by Miller & Levine

[complete Table of Contents]

Use the pull-down menu to jump to any of the Book's 40 Chapters:

Additional Resources:

A page of information from various sources about this bacterium and how it infects human cells

An Issues Feature for Chapter 19 describes the pros and cons of mass vaccinations against this virus.

Infectious Disease
The Center for Infectious Disease Research & Policy at the University of Minnesota.


Chapter 19
Bacteria & Viruses

NEW: Updated Information on Mad Cow Disease, two brand-new "Virtual Textbook" pages for teaching about mad cow disease (BSE) and its human equivalent (CJD). Also a new essay by Joe Levine: "The Brain Eaters."

NEW: Bird Flu? Flu Vaccine? How does the flu keep us guessing every year? "What's up with the Flu?" ( a new teaching and learning resource)

Hot Links

Chapter Self-Test

Take it to the Net Teaching Links

What are Web Codes?

Web Codes for Chapter 19:
Active Art: Virus Reproduction

Active Art: Virus Reproduction
Miller & Levine: Smallpox Vaccination
Science News: Bacteria and Viruses
SciLinks: Bacteria
SciLinks: Lytic Cycle


Section 19-1: Prokaryotes
Archaebacteria lack peptidoglycan, a carbohydrate found in the cell walls of eubacteria, and their membrane lipids are quite different.
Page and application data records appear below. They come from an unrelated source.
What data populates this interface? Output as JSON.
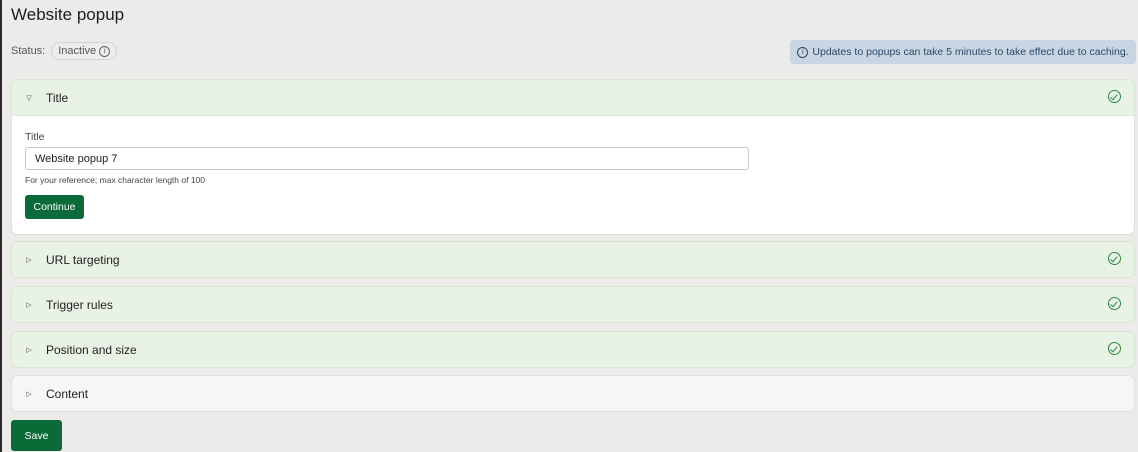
{
  "page": {
    "title": "Website popup",
    "status_label": "Status:",
    "status_value": "Inactive",
    "info_glyph": "ⓘ",
    "notice": "Updates to popups can take 5 minutes to take effect due to caching."
  },
  "sections": {
    "title": {
      "label": "Title",
      "expanded": true,
      "complete": true
    },
    "url_targeting": {
      "label": "URL targeting",
      "complete": true
    },
    "trigger_rules": {
      "label": "Trigger rules",
      "complete": true
    },
    "position_size": {
      "label": "Position and size",
      "complete": true
    },
    "content": {
      "label": "Content",
      "complete": false
    }
  },
  "title_form": {
    "field_label": "Title",
    "value": "Website popup 7",
    "help": "For your reference; max character length of 100",
    "continue_label": "Continue"
  },
  "footer": {
    "save_label": "Save"
  },
  "icons": {
    "expanded": "caret-down-icon",
    "collapsed": "caret-right-icon",
    "complete": "check-circle-icon",
    "info": "info-icon"
  },
  "colors": {
    "primary": "#0b6b38",
    "complete_panel": "#e9f3e5",
    "check": "#2d8a3e",
    "notice_bg": "#c9d5e2"
  }
}
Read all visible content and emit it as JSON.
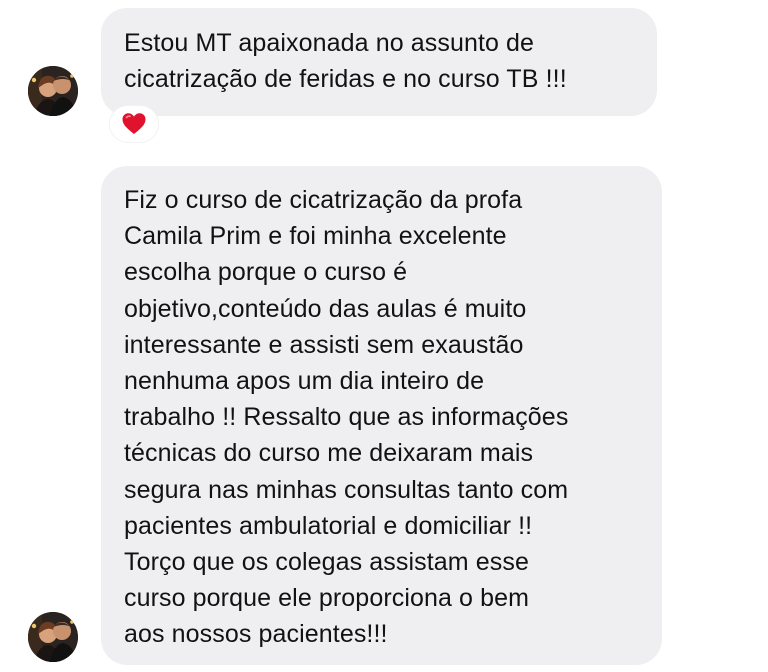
{
  "messages": [
    {
      "lines": [
        "Estou MT apaixonada no assunto de",
        "cicatrização de feridas e no curso TB !!!"
      ],
      "reaction": "red-heart-icon"
    },
    {
      "lines": [
        "Fiz o curso de cicatrização da profa",
        "Camila Prim e foi minha excelente",
        "escolha porque o curso é",
        "objetivo,conteúdo das aulas é muito",
        "interessante e assisti sem exaustão",
        "nenhuma apos um dia inteiro de",
        "trabalho !! Ressalto que as informações",
        "técnicas do curso me deixaram mais",
        "segura nas minhas consultas tanto com",
        "pacientes ambulatorial e domiciliar !!",
        "Torço que os colegas assistam esse",
        "curso porque ele proporciona o bem",
        "aos nossos pacientes!!!"
      ]
    }
  ],
  "colors": {
    "bubble_background": "#efeff1",
    "text": "#121212",
    "reaction_heart": "#e0122d"
  }
}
Also, the DNA sequences of key archaebacterial genes are more like those of eukaryotes than eubacteria.
Prokaryotes are identified by their shapes, the chemical natures of their cell walls, the ways they move, and the ways they obtain energy.

Section 19-2: Bacteria in Nature
Bacteria are vital to maintaining the living world. Some are producers that capture energy by photosynthesis. Others help to break down the nutrients in dead matter and the atmosphere, allowing other organisms to use the nutrients.
Bacteria cause disease in one of two general ways. Some damage the tissues of the infected organism directly by breaking them down for food. Other bacteria release toxins (poisons) that harm the body.

Section 19-3: Viruses
A typical virus is composed of a core of either DNA or RNA surrounded by a protein coat.
In a lytic infection, a virus enters a cell, makes copies of itself, and causes the cell to burst.
In a lysogenic infection, a virus embeds its genome into the DNA of the host cell and is replicated along with the host cell's DNA.

Click Here for an EM of a smallpox virus-infected cell (from the CDC)

Click Here for an EM of a smallpox virus
(from the CDC)

SARS - Severe Acute Respiratory Syndrome.
A web page with the latest information about this new health threat.

Click Here for Science News articles
on Bacteria & Viruses

[Complete Index of Articles]

Return to BIOLOGY Home Page